Establishing Father’s Rights – Legal Presumption

The law in Ohio that deals with the issue of establishing a legal presumption of a Father’s Rights and Paternity is entitled “Presumption of Paternity.”  This section of the Ohio Revised Code provides that a man is legally presumed to be the father of the child when:  (1) The man and the child’s mother are or have been married to each other, and the child is born during the marriage OR is born within three hundred days after the marriage is terminated or after the man and the child’s mother separate pursuant to a separation agreement;  (2) An acknowledgment of paternity has been properly filed.  This is commonly done at the time of the child’s birth, but can be done later at a local registrar or Child Support Enforcement Agency. The mother’s consent is required, and the father is foregoing the option to have DNA testing. To see O.R.C. 3111.03 in full see the link here.

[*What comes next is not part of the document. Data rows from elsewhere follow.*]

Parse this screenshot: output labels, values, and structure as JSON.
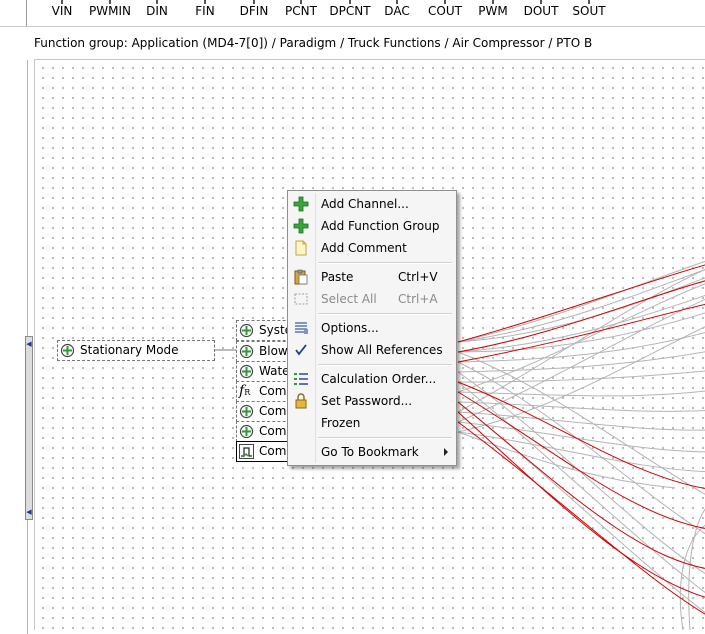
{
  "toolbar": {
    "items": [
      "VIN",
      "PWMIN",
      "DIN",
      "FIN",
      "DFIN",
      "PCNT",
      "DPCNT",
      "DAC",
      "COUT",
      "PWM",
      "DOUT",
      "SOUT"
    ]
  },
  "breadcrumb": {
    "text": "Function group: Application (MD4-7[0]) / Paradigm / Truck Functions / Air Compressor / PTO B"
  },
  "canvas": {
    "blocks": {
      "stationary_mode": "Stationary Mode",
      "row1": "Syste",
      "row2": "Blow",
      "row3": "Wate",
      "row4": "Com",
      "row5": "Com",
      "row6": "Com",
      "row7": "Com",
      "fr_badge": "R"
    },
    "colors": {
      "selected_wire": "#d60000",
      "wire": "#b4b4b4",
      "accent_icon": "#2f9a2f"
    }
  },
  "context_menu": {
    "add_channel": "Add Channel...",
    "add_function_group": "Add Function Group",
    "add_comment": "Add Comment",
    "paste": "Paste",
    "paste_shortcut": "Ctrl+V",
    "select_all": "Select All",
    "select_all_shortcut": "Ctrl+A",
    "options": "Options...",
    "show_all_references": "Show All References",
    "calculation_order": "Calculation Order...",
    "set_password": "Set Password...",
    "frozen": "Frozen",
    "go_to_bookmark": "Go To Bookmark"
  }
}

Father’s Rights – Evidence of Paternity

Under Ohio Law, a Father may prove that he is the biological father of a child and establish his father’s rights by proving:  (A) Evidence of sexual intercourse between the mother and alleged father at any possible time of conception; (B) An expert’s opinion concerning the statistical probability of the alleged father’s paternity; (C) Genetic test results (DNA); (D) Medical evidence relating to the alleged father’s paternity of the child; and (E) All other relevant evidence. It is important to note that this legal presumption of paternity can only be rebutted by clear and convincing evidence that includes the results of genetic testing. To read O.R.C. 3111.10 in full see link here.

What Are a Father’s Rights After Establishing Paternity

The establishment of Paternity does not automatically give the father any legal rights to parenting time (Visitation) with the child, or give him any authority to make decisions regarding the child in any way.  In addition, the payment of child support through CSEA does not legally entitle the father to have any parenting time (visitation) with the child.  A Court must make an formal Order stating each and every right and obligation involving the child including custody, visitation, decision making authority, health insurance, income tax exemption, and all other issues related to the child.  Only then can a father of a child who was not married to the mother have his father’s rights established.

Father’s Rights Don’t Exist Until a Court Order Says So

Under Ohio law, an unmarried female who gives birth to a child is automatically the sole residential parent and legal custodian of the child, unless or until a Court issues an Order designating another person as the residential parent and legal custodian.  This means that until a Court legally “recognizes” the unmarried father as the child’s father, the father has no legally enforceable rights to Custody, Visitation, Decision Making Authority, etc…  However, once Parentage is properly determined, a Court designating the residential parent and legal custodian of a child, is required to treat the mother and father as standing upon equal ground when addressing the issue of what is in the child’s “Best Interests”. (Also see Child Custody Section of the Website for additional information on Custody). The Law Office of Anthony W. Greco is committed to providing each and every Client with professional, aggressive and practical representation, while being sensitive to the Client’s unique concerns and goals. With more than 23 years of experience, our firm is equipped to deal with all issues involved in establishing and fighting for father’s rights. From the complex, emotionally charged custody case, to dealing with the “scorched earth” approach that many use against Father’s fighting for their rights, The Law Office of Anthony W. Greco is prepared to aggressively represent its Father’s Rights clients from the first day of representation through trial. father's-rightsFather's Rights 2